New Underground Construction Standards Imminent From OSHA; Pipeline Bill In Congress; Wetland Gas Repairs

June 2011 Vol. 66 No. 6

The Occupational Safety and Health Administration (OSHA) appears ready to propose a new standard on silica exposure which would have a major impact on underground construction companies.

David Michaels, the assistant secretary for labor, provided that tidbit when he testified before a House Appropriations subcommittee recently. OSHA has been considering a new standard for many years, but has never come close to pulling the trigger. Michaels says, "Later this year, we plan to propose an updated standard that will protect workers from the deadly hazards of crystalline silica." Silica exposure is linked to severe lung disease.

Of equal significance, Michaels also says the agency is currently finalizing a confined spaces standard for construction workers. A proposed rule was issued in November 2007. Art Daniel, owner of an underground construction company, testified on the proposed standard on behalf of the Associated General Contractors of America. His company does underground utilities work. Daniel says the proposed standard would place contractors in a "confusing, burdensome, complicated position."

Michaels did not tell the House subcommittee what changes in the proposed rule his agency was likely to make. The proposal set up four classifications of confined space worksites with varying requirements for work practices, training and recordkeeping in each of the four.

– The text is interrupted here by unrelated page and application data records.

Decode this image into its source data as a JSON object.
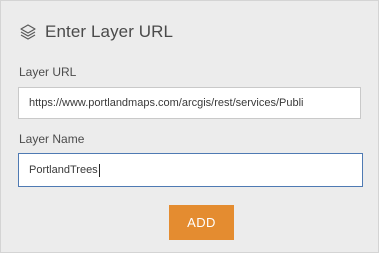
{
  "header": {
    "icon": "layers-icon",
    "title": "Enter Layer URL"
  },
  "form": {
    "url_label": "Layer URL",
    "url_value": "https://www.portlandmaps.com/arcgis/rest/services/Publi",
    "name_label": "Layer Name",
    "name_value": "PortlandTrees"
  },
  "actions": {
    "add_label": "ADD"
  },
  "colors": {
    "accent": "#e48c30",
    "focus_border": "#4f7ab3",
    "background": "#ececec"
  }
}
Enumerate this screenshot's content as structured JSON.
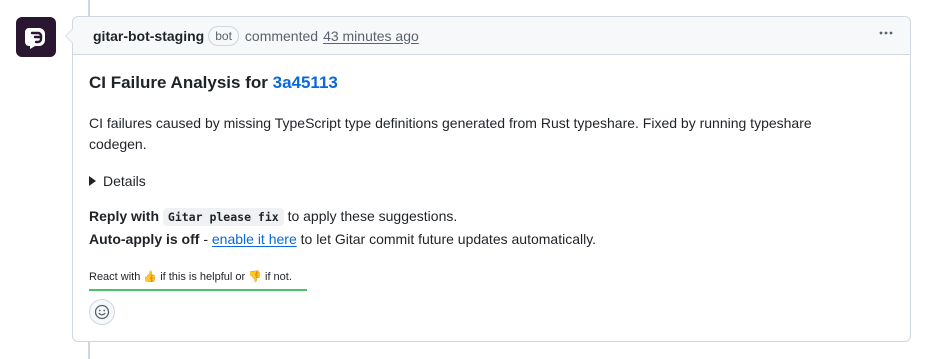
{
  "comment": {
    "author": "gitar-bot-staging",
    "badge": "bot",
    "action": "commented",
    "timestamp": "43 minutes ago",
    "menu_icon": "kebab-horizontal-icon"
  },
  "body": {
    "heading_prefix": "CI Failure Analysis for",
    "heading_sha": "3a45113",
    "summary": "CI failures caused by missing TypeScript type definitions generated from Rust typeshare. Fixed by running typeshare codegen.",
    "details_label": "Details",
    "reply_label": "Reply with",
    "reply_code": "Gitar please fix",
    "reply_suffix": "to apply these suggestions.",
    "auto_apply_label": "Auto-apply is off",
    "auto_apply_dash": "-",
    "auto_apply_link": "enable it here",
    "auto_apply_suffix": "to let Gitar commit future updates automatically.",
    "react_prefix": "React with",
    "react_thumbs_up": "👍",
    "react_middle": "if this is helpful or",
    "react_thumbs_down": "👎",
    "react_suffix": "if not."
  },
  "colors": {
    "link": "#0969da",
    "border": "#d0d7de",
    "header_bg": "#f6f8fa",
    "accent_underline": "#4ac26b",
    "avatar_bg": "#2b1631"
  }
}
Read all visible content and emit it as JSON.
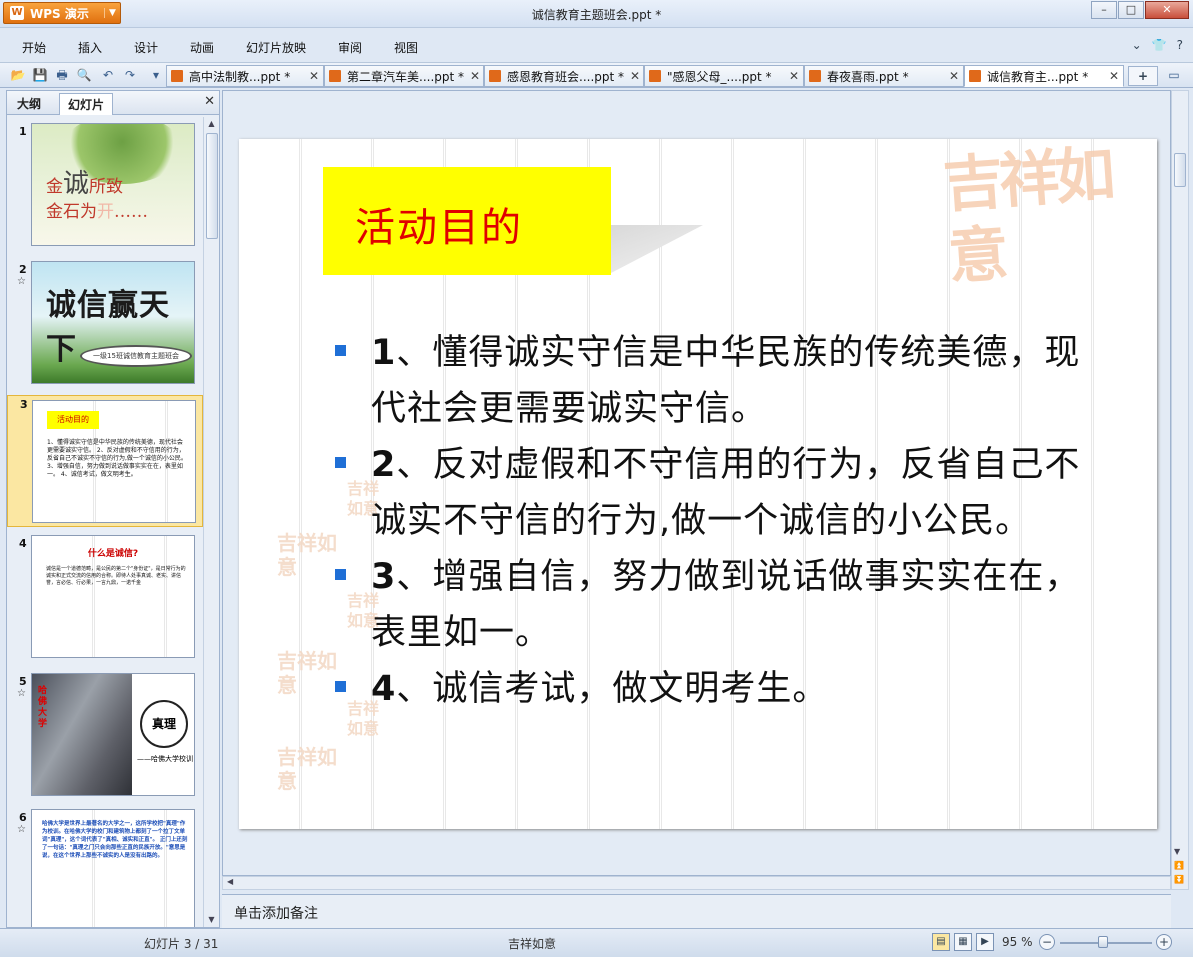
{
  "app": {
    "button_label": "WPS 演示",
    "logo_glyph": "W",
    "document_title": "诚信教育主题班会.ppt *"
  },
  "window_controls": {
    "minimize": "–",
    "maximize": "□",
    "close": "✕"
  },
  "menu": {
    "items": [
      "开始",
      "插入",
      "设计",
      "动画",
      "幻灯片放映",
      "审阅",
      "视图"
    ],
    "right_icons": [
      "⌄",
      "👕",
      "?"
    ]
  },
  "toolbar": {
    "icons": [
      "open-icon",
      "save-icon",
      "print-icon",
      "print-preview-icon",
      "undo-icon",
      "redo-icon",
      "customize-icon"
    ],
    "tabs": [
      {
        "label": "高中法制教...ppt *"
      },
      {
        "label": "第二章汽车美....ppt *"
      },
      {
        "label": "感恩教育班会....ppt *"
      },
      {
        "label": "\"感恩父母_....ppt *"
      },
      {
        "label": "春夜喜雨.ppt *"
      },
      {
        "label": "诚信教育主...ppt *",
        "active": true
      }
    ],
    "tab_close": "✕",
    "add_tab": "+"
  },
  "left_panel": {
    "tabs": [
      "大纲",
      "幻灯片"
    ],
    "active_tab": "幻灯片",
    "close": "✕",
    "thumbnails": [
      {
        "num": "1",
        "star": "",
        "text_a": "金",
        "text_b": "诚",
        "text_c": "所致",
        "text_d": "金石为",
        "text_e": "开",
        "text_f": "……"
      },
      {
        "num": "2",
        "star": "☆",
        "calligraphy": "诚信赢天下",
        "oval": "一级15班诚信教育主题班会"
      },
      {
        "num": "3",
        "star": "",
        "title": "活动目的",
        "body": "1、懂得诚实守信是中华民族的传统美德，现代社会更需要诚实守信。 2、反对虚假和不守信用的行为，反省自己不诚实不守信的行为,做一个诚信的小公民。 3、增强自信，努力做到说话做事实实在在，表里如一。 4、诚信考试，做文明考生。"
      },
      {
        "num": "4",
        "star": "",
        "title": "什么是诚信?",
        "body": "诚信是一个道德范畴，是公民的第二个\"身份证\"，是日常行为的诚实和正式交流的信用的合称。即待人处事真诚、老实、讲信誉，言必信、行必果，一言九鼎，一诺千金"
      },
      {
        "num": "5",
        "star": "☆",
        "red": "哈佛大学",
        "circle": "真理",
        "sub": "——哈佛大学校训"
      },
      {
        "num": "6",
        "star": "☆",
        "body": "哈佛大学是世界上最著名的大学之一，这所学校把\"真理\"作为校训。在哈佛大学的校门和建筑物上都刻了一个拉丁文单词\"真理\"，这个词代表了\"真相、诚实和正直\"。 正门上还刻了一句话：\"真理之门只会向那些正直的民族开放。\"意思是说，在这个世界上那些不诚实的人是没有出路的。"
      }
    ]
  },
  "slide": {
    "title": "活动目的",
    "seal_text": "吉祥如意",
    "bullets": [
      {
        "num": "1",
        "text": "、懂得诚实守信是中华民族的传统美德，现代社会更需要诚实守信。"
      },
      {
        "num": "2",
        "text": "、反对虚假和不守信用的行为，反省自己不诚实不守信的行为,做一个诚信的小公民。"
      },
      {
        "num": "3",
        "text": "、增强自信，努力做到说话做事实实在在，表里如一。"
      },
      {
        "num": "4",
        "text": "、诚信考试，做文明考生。"
      }
    ],
    "accent_title_bg": "#ffff00",
    "accent_title_color": "#e00000",
    "bullet_color": "#1f6fd6"
  },
  "notes": {
    "placeholder": "单击添加备注"
  },
  "status": {
    "slide_counter": "幻灯片 3 / 31",
    "theme": "吉祥如意",
    "zoom": "95 %",
    "zoom_level_percent": 95,
    "zoom_minus": "−",
    "zoom_plus": "+"
  }
}
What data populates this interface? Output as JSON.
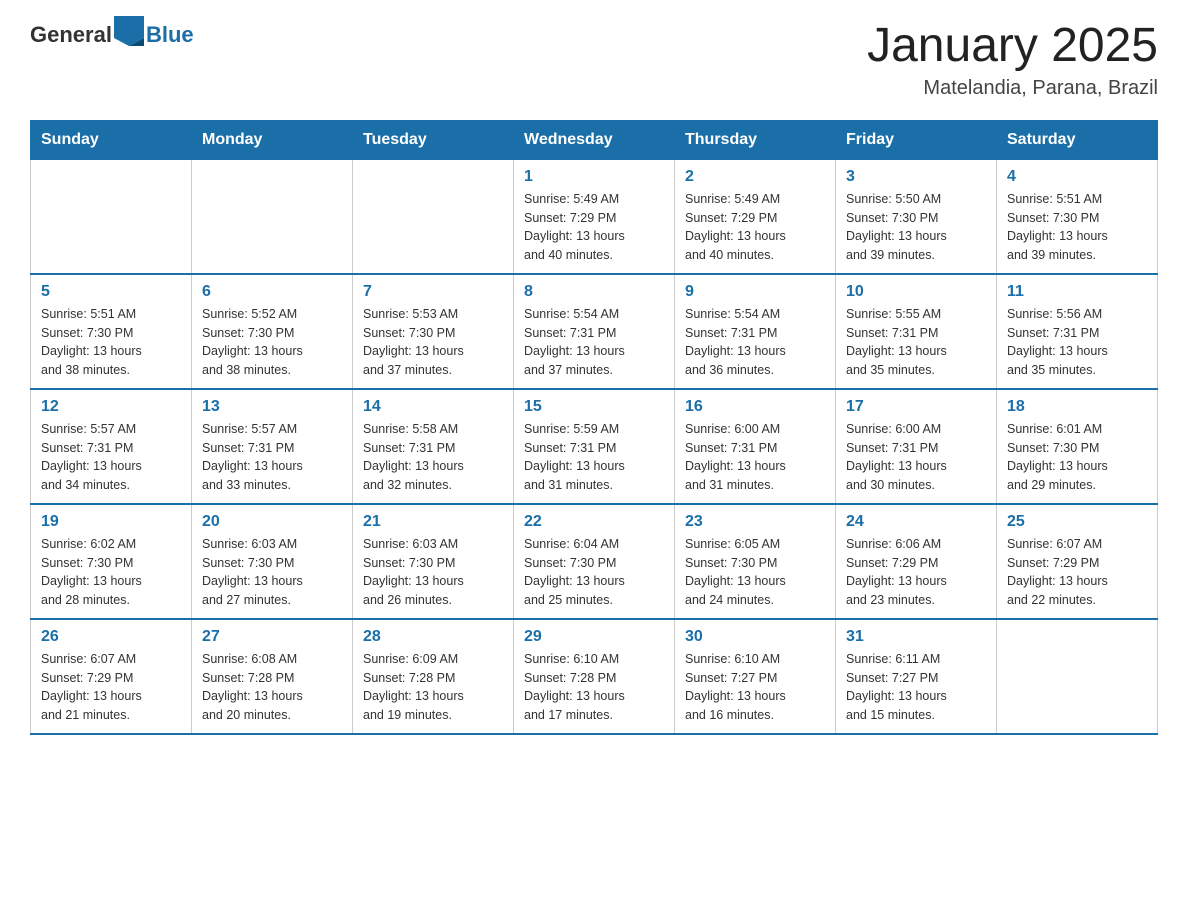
{
  "logo": {
    "general": "General",
    "blue": "Blue"
  },
  "header": {
    "month_title": "January 2025",
    "location": "Matelandia, Parana, Brazil"
  },
  "days_of_week": [
    "Sunday",
    "Monday",
    "Tuesday",
    "Wednesday",
    "Thursday",
    "Friday",
    "Saturday"
  ],
  "weeks": [
    [
      {
        "day": "",
        "info": ""
      },
      {
        "day": "",
        "info": ""
      },
      {
        "day": "",
        "info": ""
      },
      {
        "day": "1",
        "info": "Sunrise: 5:49 AM\nSunset: 7:29 PM\nDaylight: 13 hours\nand 40 minutes."
      },
      {
        "day": "2",
        "info": "Sunrise: 5:49 AM\nSunset: 7:29 PM\nDaylight: 13 hours\nand 40 minutes."
      },
      {
        "day": "3",
        "info": "Sunrise: 5:50 AM\nSunset: 7:30 PM\nDaylight: 13 hours\nand 39 minutes."
      },
      {
        "day": "4",
        "info": "Sunrise: 5:51 AM\nSunset: 7:30 PM\nDaylight: 13 hours\nand 39 minutes."
      }
    ],
    [
      {
        "day": "5",
        "info": "Sunrise: 5:51 AM\nSunset: 7:30 PM\nDaylight: 13 hours\nand 38 minutes."
      },
      {
        "day": "6",
        "info": "Sunrise: 5:52 AM\nSunset: 7:30 PM\nDaylight: 13 hours\nand 38 minutes."
      },
      {
        "day": "7",
        "info": "Sunrise: 5:53 AM\nSunset: 7:30 PM\nDaylight: 13 hours\nand 37 minutes."
      },
      {
        "day": "8",
        "info": "Sunrise: 5:54 AM\nSunset: 7:31 PM\nDaylight: 13 hours\nand 37 minutes."
      },
      {
        "day": "9",
        "info": "Sunrise: 5:54 AM\nSunset: 7:31 PM\nDaylight: 13 hours\nand 36 minutes."
      },
      {
        "day": "10",
        "info": "Sunrise: 5:55 AM\nSunset: 7:31 PM\nDaylight: 13 hours\nand 35 minutes."
      },
      {
        "day": "11",
        "info": "Sunrise: 5:56 AM\nSunset: 7:31 PM\nDaylight: 13 hours\nand 35 minutes."
      }
    ],
    [
      {
        "day": "12",
        "info": "Sunrise: 5:57 AM\nSunset: 7:31 PM\nDaylight: 13 hours\nand 34 minutes."
      },
      {
        "day": "13",
        "info": "Sunrise: 5:57 AM\nSunset: 7:31 PM\nDaylight: 13 hours\nand 33 minutes."
      },
      {
        "day": "14",
        "info": "Sunrise: 5:58 AM\nSunset: 7:31 PM\nDaylight: 13 hours\nand 32 minutes."
      },
      {
        "day": "15",
        "info": "Sunrise: 5:59 AM\nSunset: 7:31 PM\nDaylight: 13 hours\nand 31 minutes."
      },
      {
        "day": "16",
        "info": "Sunrise: 6:00 AM\nSunset: 7:31 PM\nDaylight: 13 hours\nand 31 minutes."
      },
      {
        "day": "17",
        "info": "Sunrise: 6:00 AM\nSunset: 7:31 PM\nDaylight: 13 hours\nand 30 minutes."
      },
      {
        "day": "18",
        "info": "Sunrise: 6:01 AM\nSunset: 7:30 PM\nDaylight: 13 hours\nand 29 minutes."
      }
    ],
    [
      {
        "day": "19",
        "info": "Sunrise: 6:02 AM\nSunset: 7:30 PM\nDaylight: 13 hours\nand 28 minutes."
      },
      {
        "day": "20",
        "info": "Sunrise: 6:03 AM\nSunset: 7:30 PM\nDaylight: 13 hours\nand 27 minutes."
      },
      {
        "day": "21",
        "info": "Sunrise: 6:03 AM\nSunset: 7:30 PM\nDaylight: 13 hours\nand 26 minutes."
      },
      {
        "day": "22",
        "info": "Sunrise: 6:04 AM\nSunset: 7:30 PM\nDaylight: 13 hours\nand 25 minutes."
      },
      {
        "day": "23",
        "info": "Sunrise: 6:05 AM\nSunset: 7:30 PM\nDaylight: 13 hours\nand 24 minutes."
      },
      {
        "day": "24",
        "info": "Sunrise: 6:06 AM\nSunset: 7:29 PM\nDaylight: 13 hours\nand 23 minutes."
      },
      {
        "day": "25",
        "info": "Sunrise: 6:07 AM\nSunset: 7:29 PM\nDaylight: 13 hours\nand 22 minutes."
      }
    ],
    [
      {
        "day": "26",
        "info": "Sunrise: 6:07 AM\nSunset: 7:29 PM\nDaylight: 13 hours\nand 21 minutes."
      },
      {
        "day": "27",
        "info": "Sunrise: 6:08 AM\nSunset: 7:28 PM\nDaylight: 13 hours\nand 20 minutes."
      },
      {
        "day": "28",
        "info": "Sunrise: 6:09 AM\nSunset: 7:28 PM\nDaylight: 13 hours\nand 19 minutes."
      },
      {
        "day": "29",
        "info": "Sunrise: 6:10 AM\nSunset: 7:28 PM\nDaylight: 13 hours\nand 17 minutes."
      },
      {
        "day": "30",
        "info": "Sunrise: 6:10 AM\nSunset: 7:27 PM\nDaylight: 13 hours\nand 16 minutes."
      },
      {
        "day": "31",
        "info": "Sunrise: 6:11 AM\nSunset: 7:27 PM\nDaylight: 13 hours\nand 15 minutes."
      },
      {
        "day": "",
        "info": ""
      }
    ]
  ]
}
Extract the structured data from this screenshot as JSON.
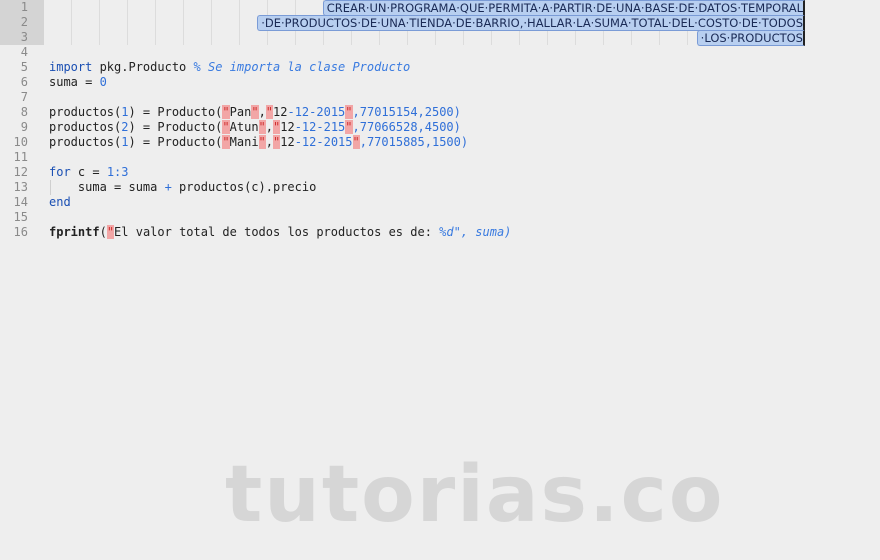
{
  "gutter": {
    "line_numbers": [
      "1",
      "2",
      "3",
      "4",
      "5",
      "6",
      "7",
      "8",
      "9",
      "10",
      "11",
      "12",
      "13",
      "14",
      "15",
      "16"
    ]
  },
  "banner": [
    "CREAR·UN·PROGRAMA·QUE·PERMITA·A·PARTIR·DE·UNA·BASE·DE·DATOS·TEMPORAL",
    "·DE·PRODUCTOS·DE·UNA·TIENDA·DE·BARRIO,·HALLAR·LA·SUMA·TOTAL·DEL·COSTO·DE·TODOS",
    "·LOS·PRODUCTOS"
  ],
  "code": {
    "l5": {
      "kw": "import",
      "text": " pkg.Producto ",
      "comment": "% Se importa la clase Producto"
    },
    "l6": {
      "text": "suma = ",
      "num": "0"
    },
    "l8": {
      "pre": "productos(",
      "idx": "1",
      "mid": ") = Producto(",
      "s1": "Pan",
      "s2a": "12",
      "s2b": "-12-2015",
      "rest": ",77015154,2500)"
    },
    "l9": {
      "pre": "productos(",
      "idx": "2",
      "mid": ") = Producto(",
      "s1": "Atun",
      "s2a": "12",
      "s2b": "-12-215",
      "rest": ",77066528,4500)"
    },
    "l10": {
      "pre": "productos(",
      "idx": "1",
      "mid": ") = Producto(",
      "s1": "Mani",
      "s2a": "12",
      "s2b": "-12-2015",
      "rest": ",77015885,1500)"
    },
    "l12": {
      "kw": "for",
      "text": " c = ",
      "num": "1:3"
    },
    "l13": {
      "text1": "    suma = suma ",
      "op": "+",
      "text2": " productos(c).precio"
    },
    "l14": {
      "kw": "end"
    },
    "l16": {
      "fn": "fprintf",
      "open": "(",
      "str": "El valor total de todos los productos es de: ",
      "tail": "%d\", suma)"
    }
  },
  "watermark": "tutorias.co"
}
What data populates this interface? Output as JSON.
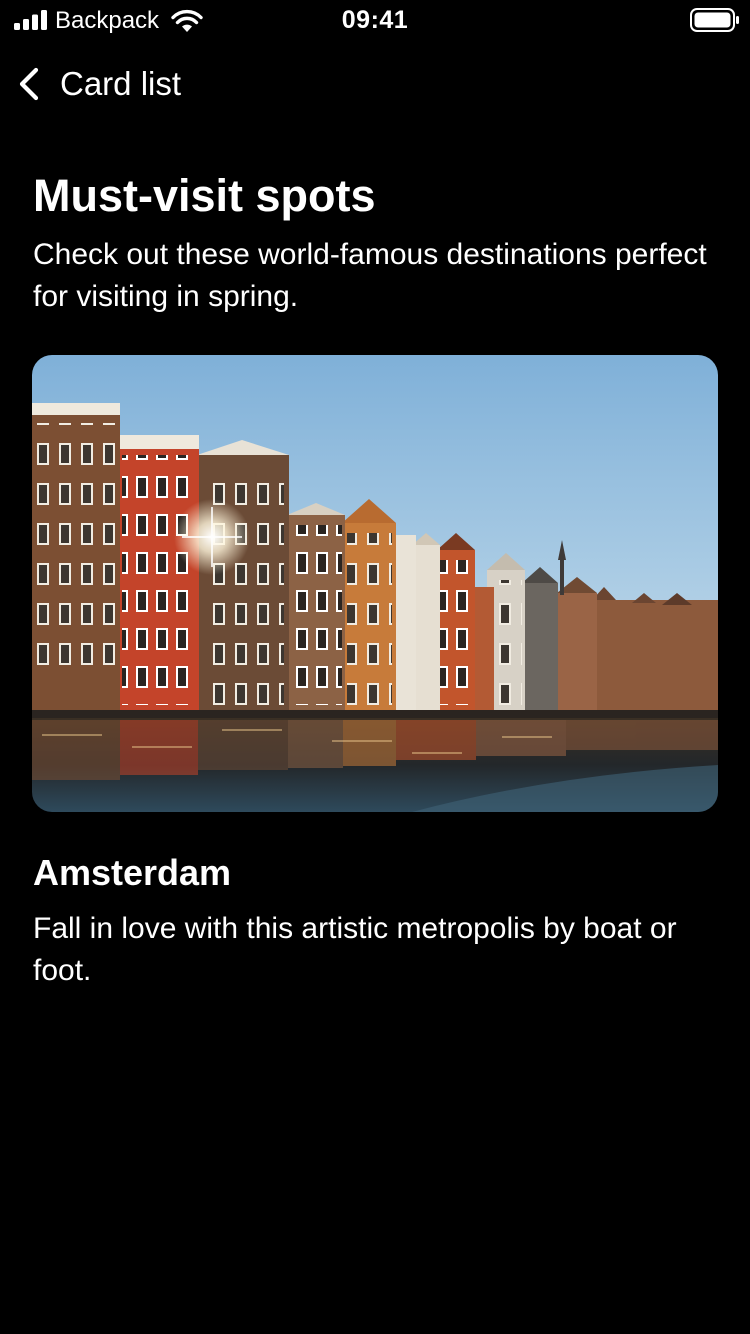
{
  "status_bar": {
    "carrier": "Backpack",
    "time": "09:41",
    "icons": [
      "signal-icon",
      "wifi-icon",
      "battery-icon"
    ]
  },
  "nav": {
    "back_label": "Card list",
    "back_icon": "chevron-left-icon"
  },
  "page": {
    "title": "Must-visit spots",
    "subtitle": "Check out these world-famous destinations perfect for visiting in spring."
  },
  "card": {
    "image_subject": "canal-houses-photo",
    "title": "Amsterdam",
    "description": "Fall in love with this artistic metropolis by boat or foot."
  },
  "colors": {
    "background": "#000000",
    "text": "#ffffff",
    "sky": "#9cc3e0",
    "water": "#1d2a33"
  }
}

Pipeline Safety Bill Starts to Move Through Congress
A new pipeline safety bill started its trek through Congress on May 5 when the Senate Commerce Committee passed The Pipeline Transportation Safety Improvement Act (S. 275). The mild bill is largely unobjectionable to the gas and liquid pipeline industries, but neither does it grant INGAA's long-standing top priority: adopting a risk-based approach to retesting of pipelines in high consequence areas (HCAs). But the bill does not endorse an expansion of HCAs, either, though it does authorize the Pipelines and Hazardous Materials Safety Administration (PHMSA) to undertake a year-long study which could lead to the agency proposing an expansion of HCAs.